What would you do if your recently deceased girlfriend reappeared, seemingly alive, with no recollection of her ‘death’? This is the problem faced by Zach (Dane DeHaan) in Life After Beth, when Beth (Aubrey Plaza) returns and is hidden away by her delighted but seemingly clueless parents. It is not long before Zach realises something is terribly wrong, but trying to negotiate and reason with the recently deceased – and grotesquely horny – Beth proves harder than he would like.
Zombies, man. Like vampires a few years ago, zombies are absolutely everywhere at the moment. TV, film, books… Not real life though – I don’t think – ‘cos that would be horrific. Anyway, Life After Beth is another twist on the zombie story, another play with zombie lore, and another attempt that almost works.
The cast here is stupendous; John C. Reilly, Dane DeHaan, Aubrey Plaza, Cheryl Hines and Anna Kendrick prove that they have a knack for making great choices when it comes to scripts. Plaza plays up the confused and horny zombie to brilliant effect, Reilly grabs onto the idea of father in denial and runs with it, and DeHaan carries the movie – and provides the voice of reason – as a young man delighted his girlfriend is not really dead, but unsure what this actually means. Kendrick has fun with the giggly, vapid post-teenager Erica; Jim O’Heir and Adam Pally – last seen on TV and um… Iron Man 3 – turn up in small roles.

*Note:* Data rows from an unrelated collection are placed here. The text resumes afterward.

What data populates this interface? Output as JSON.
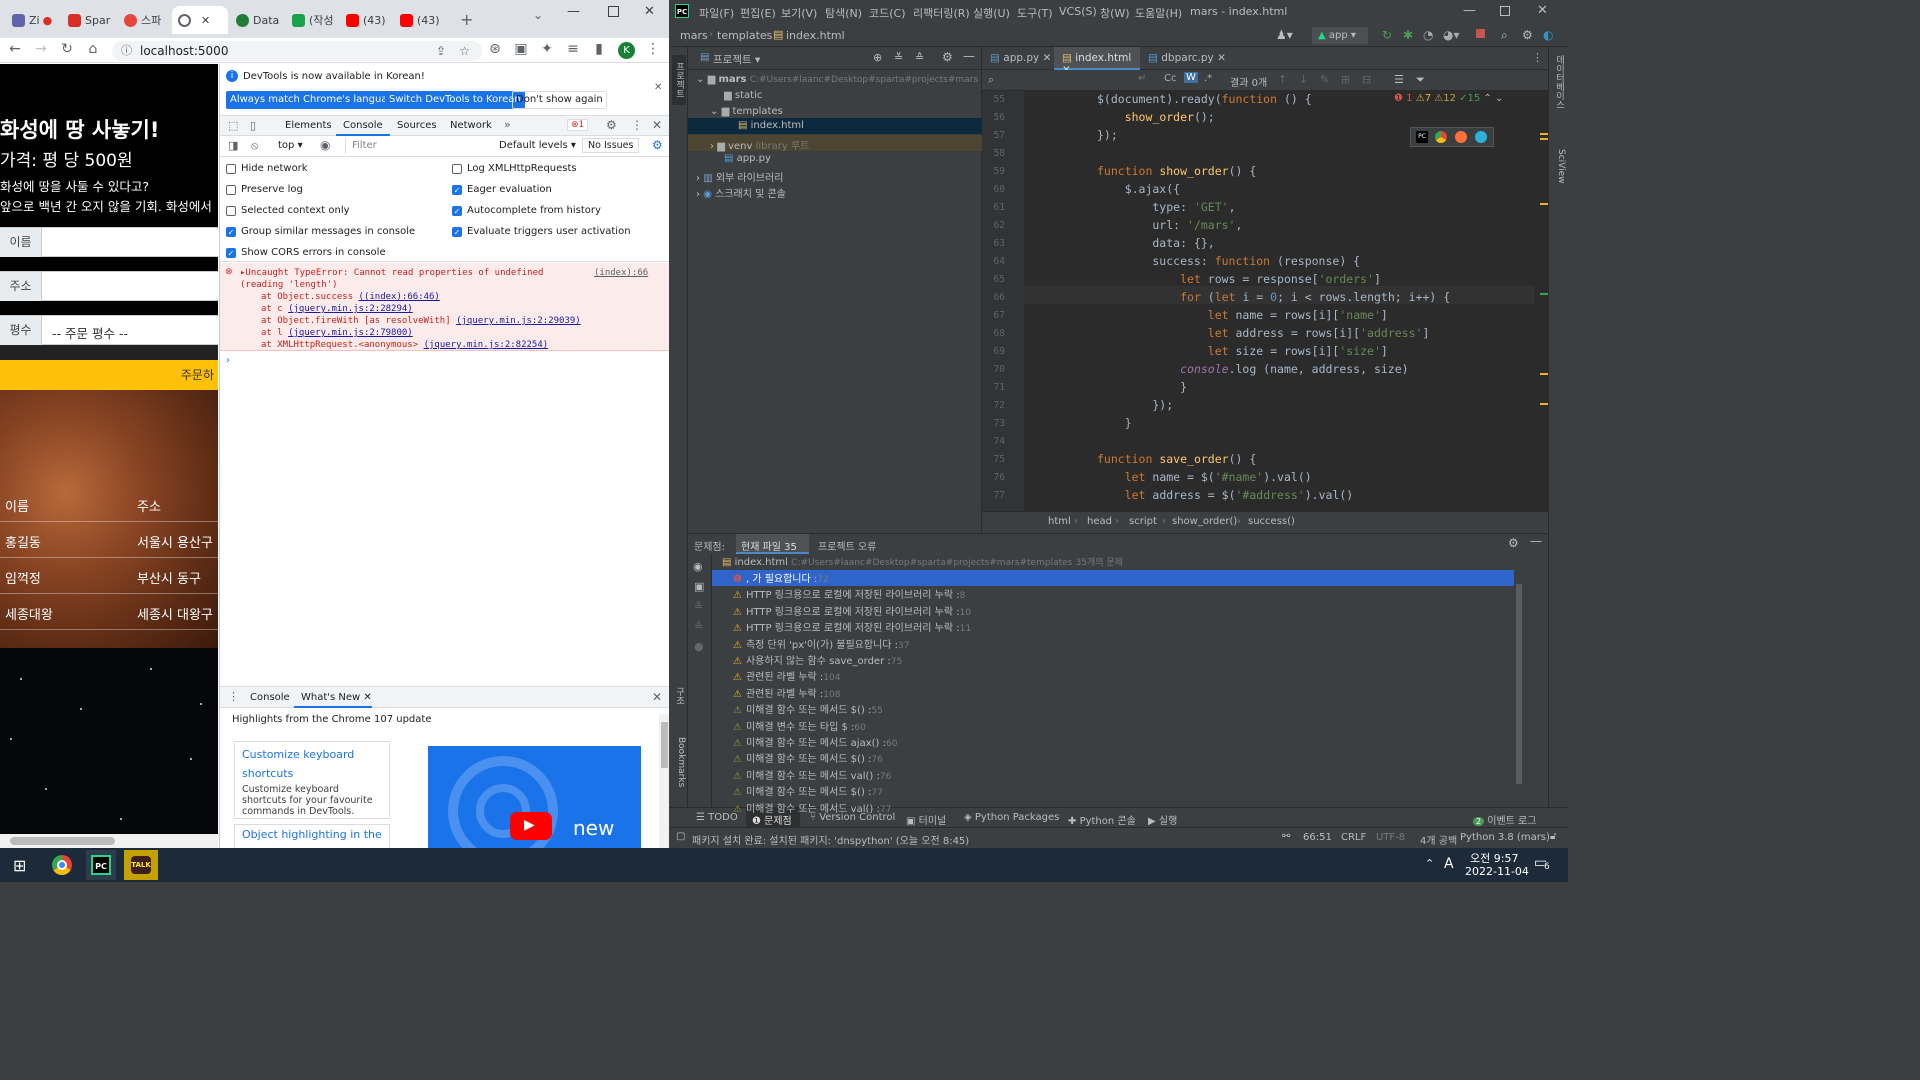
{
  "chrome": {
    "tabs": [
      {
        "label": "Zi",
        "color": "#6264a7"
      },
      {
        "label": "Spar",
        "color": "#d93025"
      },
      {
        "label": "스파",
        "color": "#e8453c"
      },
      {
        "label": "",
        "color": "#5f6368"
      },
      {
        "label": "Data",
        "color": "#1e7e34"
      },
      {
        "label": "(작성",
        "color": "#17a34a"
      },
      {
        "label": "(43)",
        "color": "#ff0000"
      },
      {
        "label": "(43)",
        "color": "#ff0000"
      }
    ],
    "url": "localhost:5000",
    "profile_initial": "K"
  },
  "page": {
    "title": "화성에 땅 사놓기!",
    "price": "가격: 평 당 500원",
    "desc1": "화성에 땅을 사둘 수 있다고?",
    "desc2": "앞으로 백년 간 오지 않을 기회. 화성에서",
    "name_label": "이름",
    "address_label": "주소",
    "size_label": "평수",
    "size_placeholder": "-- 주문 평수 --",
    "order_button": "주문하",
    "col_name": "이름",
    "col_address": "주소",
    "orders": [
      {
        "name": "홍길동",
        "address": "서울시 용산구"
      },
      {
        "name": "임꺽정",
        "address": "부산시 동구"
      },
      {
        "name": "세종대왕",
        "address": "세종시 대왕구"
      }
    ]
  },
  "devtools": {
    "notice": "DevTools is now available in Korean!",
    "btn_match": "Always match Chrome's language",
    "btn_switch": "Switch DevTools to Korean",
    "btn_dont": "Don't show again",
    "tabs": [
      "Elements",
      "Console",
      "Sources",
      "Network"
    ],
    "error_count": "1",
    "context": "top",
    "filter_placeholder": "Filter",
    "levels": "Default levels",
    "issues": "No Issues",
    "settings_left": [
      "Hide network",
      "Preserve log",
      "Selected context only",
      "Group similar messages in console",
      "Show CORS errors in console"
    ],
    "settings_left_checked": [
      false,
      false,
      false,
      true,
      true
    ],
    "settings_right": [
      "Log XMLHttpRequests",
      "Eager evaluation",
      "Autocomplete from history",
      "Evaluate triggers user activation"
    ],
    "settings_right_checked": [
      false,
      true,
      true,
      true
    ],
    "error_main": "Uncaught TypeError: Cannot read properties of undefined",
    "error_src": "(index):66",
    "error_reading": "(reading 'length')",
    "stack": [
      {
        "text": "at Object.success ",
        "link": "((index):66:46)"
      },
      {
        "text": "at c ",
        "link": "(jquery.min.js:2:28294)"
      },
      {
        "text": "at Object.fireWith [as resolveWith] ",
        "link": "(jquery.min.js:2:29039)"
      },
      {
        "text": "at l ",
        "link": "(jquery.min.js:2:79800)"
      },
      {
        "text": "at XMLHttpRequest.<anonymous> ",
        "link": "(jquery.min.js:2:82254)"
      }
    ],
    "drawer_tabs": [
      "Console",
      "What's New"
    ],
    "highlights": "Highlights from the Chrome 107 update",
    "card1_title": "Customize keyboard shortcuts",
    "card1_desc": "Customize keyboard shortcuts for your favourite commands in DevTools.",
    "card2_title": "Object highlighting in the",
    "video_text": "new"
  },
  "pycharm": {
    "menu": [
      "파일(F)",
      "편집(E)",
      "보기(V)",
      "탐색(N)",
      "코드(C)",
      "리팩터링(R)",
      "실행(U)",
      "도구(T)",
      "VCS(S)",
      "창(W)",
      "도움말(H)"
    ],
    "window_title": "mars - index.html",
    "breadcrumb": [
      "mars",
      "templates",
      "index.html"
    ],
    "run_config": "app",
    "project_label": "프로젝트",
    "editor_tabs": [
      "app.py",
      "index.html",
      "dbparc.py"
    ],
    "find_result": "결과 0개",
    "tree": {
      "root": "mars",
      "root_path": "C:#Users#laanc#Desktop#sparta#projects#mars",
      "static": "static",
      "templates": "templates",
      "index": "index.html",
      "venv": "venv",
      "venv_tag": "library 루트",
      "app": "app.py",
      "ext": "외부 라이브러리",
      "scratch": "스크래치 및 콘솔"
    },
    "inspections": {
      "errors": "1",
      "warn1": "7",
      "warn2": "12",
      "ok": "15"
    },
    "gutter_start": 55,
    "code_lines": [
      "$(document).ready(function () {",
      "    show_order();",
      "});",
      "",
      "function show_order() {",
      "    $.ajax({",
      "        type: 'GET',",
      "        url: '/mars',",
      "        data: {},",
      "        success: function (response) {",
      "            let rows = response['orders']",
      "            for (let i = 0; i < rows.length; i++) {",
      "                let name = rows[i]['name']",
      "                let address = rows[i]['address']",
      "                let size = rows[i]['size']",
      "            console.log (name, address, size)",
      "            }",
      "        });",
      "    }",
      "",
      "function save_order() {",
      "    let name = $('#name').val()",
      "    let address = $('#address').val()"
    ],
    "code_crumbs": [
      "html",
      "head",
      "script",
      "show_order()",
      "success()"
    ],
    "problems_tabs": [
      "문제점:",
      "현재 파일 35",
      "프로젝트 오류"
    ],
    "problems_file": "index.html",
    "problems_path": "C:#Users#laanc#Desktop#sparta#projects#mars#templates",
    "problems_count": "35개의 문제",
    "problems": [
      {
        "text": ", 가 필요합니다",
        "line": "72",
        "type": "error"
      },
      {
        "text": "HTTP 링크용으로 로컬에 저장된 라이브러리 누락",
        "line": "8",
        "type": "warn"
      },
      {
        "text": "HTTP 링크용으로 로컬에 저장된 라이브러리 누락",
        "line": "10",
        "type": "warn"
      },
      {
        "text": "HTTP 링크용으로 로컬에 저장된 라이브러리 누락",
        "line": "11",
        "type": "warn"
      },
      {
        "text": "측정 단위 'px'이(가) 불필요합니다",
        "line": "37",
        "type": "warn"
      },
      {
        "text": "사용하지 않는 함수 save_order",
        "line": "75",
        "type": "warn"
      },
      {
        "text": "관련된 라벨 누락",
        "line": "104",
        "type": "warn"
      },
      {
        "text": "관련된 라벨 누락",
        "line": "108",
        "type": "warn"
      },
      {
        "text": "미해결 함수 또는 메서드 $()",
        "line": "55",
        "type": "weak"
      },
      {
        "text": "미해결 변수 또는 타입 $",
        "line": "60",
        "type": "weak"
      },
      {
        "text": "미해결 함수 또는 메서드 ajax()",
        "line": "60",
        "type": "weak"
      },
      {
        "text": "미해결 함수 또는 메서드 $()",
        "line": "76",
        "type": "weak"
      },
      {
        "text": "미해결 함수 또는 메서드 val()",
        "line": "76",
        "type": "weak"
      },
      {
        "text": "미해결 함수 또는 메서드 $()",
        "line": "77",
        "type": "weak"
      },
      {
        "text": "미해결 함수 또는 메서드 val()",
        "line": "77",
        "type": "weak"
      }
    ],
    "bottom_tools": [
      "TODO",
      "문제점",
      "Version Control",
      "터미널",
      "Python Packages",
      "Python 콘솔",
      "실행"
    ],
    "event_log": "이벤트 로그",
    "event_count": "2",
    "side_left": [
      "프로젝트",
      "구조",
      "Bookmarks"
    ],
    "side_right": [
      "데이터베이스",
      "SciView"
    ],
    "status_msg": "패키지 설치 완료: 설치된 패키지: 'dnspython' (오늘 오전 8:45)",
    "status_pos": "66:51",
    "status_eol": "CRLF",
    "status_enc": "UTF-8",
    "status_indent": "4개 공백",
    "status_interp": "Python 3.8 (mars)"
  },
  "taskbar": {
    "time": "오전 9:57",
    "date": "2022-11-04",
    "ime": "A",
    "notif": "6"
  }
}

The story, written by Jeff Baena is yet another twist on the zombie story; what if the dead came back seemingly as themselves, and the zombie plague required a gestation period of sorts, before striking in full force. The idea plays with the notion that people in walking dead type production have no trouble in shooting their zombie loved ones in the head. The trouble is that once all of this is established, the story really relies on the way it ends, and the ending is one that fizzles out, leaving the film with tons of unanswered questions – why do the zombies like attics? – and an unfinished feel.
As director, Jeff Baena never quite gets the balance between comedy and melodrama right, leaving the audiences feeling as though they are laughing at the wrong things. The performances are strong, but the world of the film never feels fully fleshed out enough (sorry!) to support them. There are tons of great moments, but these never gel together enough to make Life After Beth live up to its potential.
Life After Beth is a film with a clever central idea, and a wonderful cast that do a heck of a job, but without a proper ending, and massive unresolved questions, Life After Beth is two thirds a good movie, and one third an unholy mess. Shame, I have such a soft spot for Aubrey Plaza.